What do you use to send instant messages, maintain your calendar, take and share photos, check your email inbox, leave voice messages, look up restaurants nearby, and store your contacts when you’re away from your desktop computer?
The big answer is: your smartphone, of course. But more specifically, you might actually be using the Facebook apps you’ve loaded on that phone.
Over the last couple of years, Facebook has packed its mobile apps with much of the same functionality as operating systems like Google’s Android, Apple’s iOS, or Amazon’s version of Android for Kindle Fire. It has not, however, launched the Facebook phone that once seemed inevitable.
That's because your phone already is a Facebook phone. Android, Apple, whatever—with a strategy to make Facebook tools the go-to apps for everyday mobile living, the device type doesn't matter.
"People keep asking if we’re going to build a phone—and we’re not going to build a phone," Zuckerberg insisted for perhaps the millionth time during Wednesday’s earning call. "It isn’t the right strategy for us to build one integrated system where—so let’s say we sold 10 million units, that would be one percent of our users—who cares for us?"
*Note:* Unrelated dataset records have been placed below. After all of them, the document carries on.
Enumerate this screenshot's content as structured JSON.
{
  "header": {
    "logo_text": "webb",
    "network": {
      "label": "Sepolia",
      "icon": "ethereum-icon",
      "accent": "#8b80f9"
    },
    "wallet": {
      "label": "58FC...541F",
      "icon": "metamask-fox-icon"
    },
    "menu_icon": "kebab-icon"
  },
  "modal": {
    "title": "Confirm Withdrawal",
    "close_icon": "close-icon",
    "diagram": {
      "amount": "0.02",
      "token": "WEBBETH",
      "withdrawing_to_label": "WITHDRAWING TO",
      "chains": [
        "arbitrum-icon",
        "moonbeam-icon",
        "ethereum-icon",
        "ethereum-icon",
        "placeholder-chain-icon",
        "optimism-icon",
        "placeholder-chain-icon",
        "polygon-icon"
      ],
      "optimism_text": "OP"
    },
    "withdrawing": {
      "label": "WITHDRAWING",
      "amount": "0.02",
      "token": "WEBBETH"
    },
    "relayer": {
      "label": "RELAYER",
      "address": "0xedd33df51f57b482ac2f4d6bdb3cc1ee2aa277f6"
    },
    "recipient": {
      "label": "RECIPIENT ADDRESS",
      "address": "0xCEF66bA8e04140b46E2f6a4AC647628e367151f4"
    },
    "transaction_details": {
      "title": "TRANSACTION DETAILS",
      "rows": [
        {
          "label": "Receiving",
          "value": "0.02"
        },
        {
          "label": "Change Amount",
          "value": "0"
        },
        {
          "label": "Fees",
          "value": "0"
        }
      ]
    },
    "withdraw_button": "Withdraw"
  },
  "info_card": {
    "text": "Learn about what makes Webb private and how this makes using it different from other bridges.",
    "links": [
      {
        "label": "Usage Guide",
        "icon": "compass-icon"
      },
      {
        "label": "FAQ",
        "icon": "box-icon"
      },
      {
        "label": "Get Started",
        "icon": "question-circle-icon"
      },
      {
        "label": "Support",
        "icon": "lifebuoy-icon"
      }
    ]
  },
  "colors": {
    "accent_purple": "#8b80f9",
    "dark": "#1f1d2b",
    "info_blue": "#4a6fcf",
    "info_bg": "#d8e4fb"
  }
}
According to Comscore, Facebook already owns 23% of time spent in apps on Android and iOS. It also owns Instagram, one of the apps with which mobile users spend the second most amount of time (it's tied with Gmail and YouTube at 3%). The more time the company controls on its competitors' phones, the less important it is that it doesn't have its own devices. "We’re going to keep on pushing to get more integrated with the systems," Zuckerberg continued Wednesday. "Rather than building an app that is a version of the functionality you have today, making it so you can go deeper and deeper, I think, is going to be a big focus for us."
A flood of new features that accomplish basic mobile tasks could help the company control more of the time—even most of the time—spent with any phone. Last year, for instance, Facebook updated its events to work more like a calendar (though not on mobile yet). It launched a separate text-message-like messenger app in August 2011, and added free voice calling to it this January. Facebook acquired the dominant mobile camera across all systems with Instagram. Then it launched its own app store.
That's not to say that most people do, or ever will, use all of the operating system-type functionality Facebook provides. But imagine the potential combined power of all these small features: If you're using Facebook messenger instead of texts, messages instead of email, events instead of a calendar app, voice messaging instead of a phone call, Instagram instead of your camera app, searching for nearby restaurants using Graph Search instead of a native maps app and discovering additional mobile experiences in the Facebook app store, does Android or iOS really own your experience on your mobile device?
No, you're essentially using the Facebook operating system—it's just packed inside a handful of apps.
Already Facebook has 680 million mobile users, more than either Android or iOS. Google and Apple have made it pretty easy for the company to wheel its Trojan horse into their devices. An integration with iOS 6 syncs calendar appointments and contacts and allows posting to Facebook from outside the app. Android is such an open environment so, as Zuckerberg put it on Wednesday, "Even though our relationship with Google isn’t one where the companies really talk, we are able to do a bunch of things that they have an open platform that lets us get deep into the platform."
Instead of competing with other device makers and operating systems, Facebook has based its strategy on infiltrating the entire mobile experience from inside its apps. Apple and Google might still control the buttons, the app downloads, and the swiping signals, but Facebook is on the way to controlling what it cares about—their users' time.
[Image: Flickr user Felix Schmidt]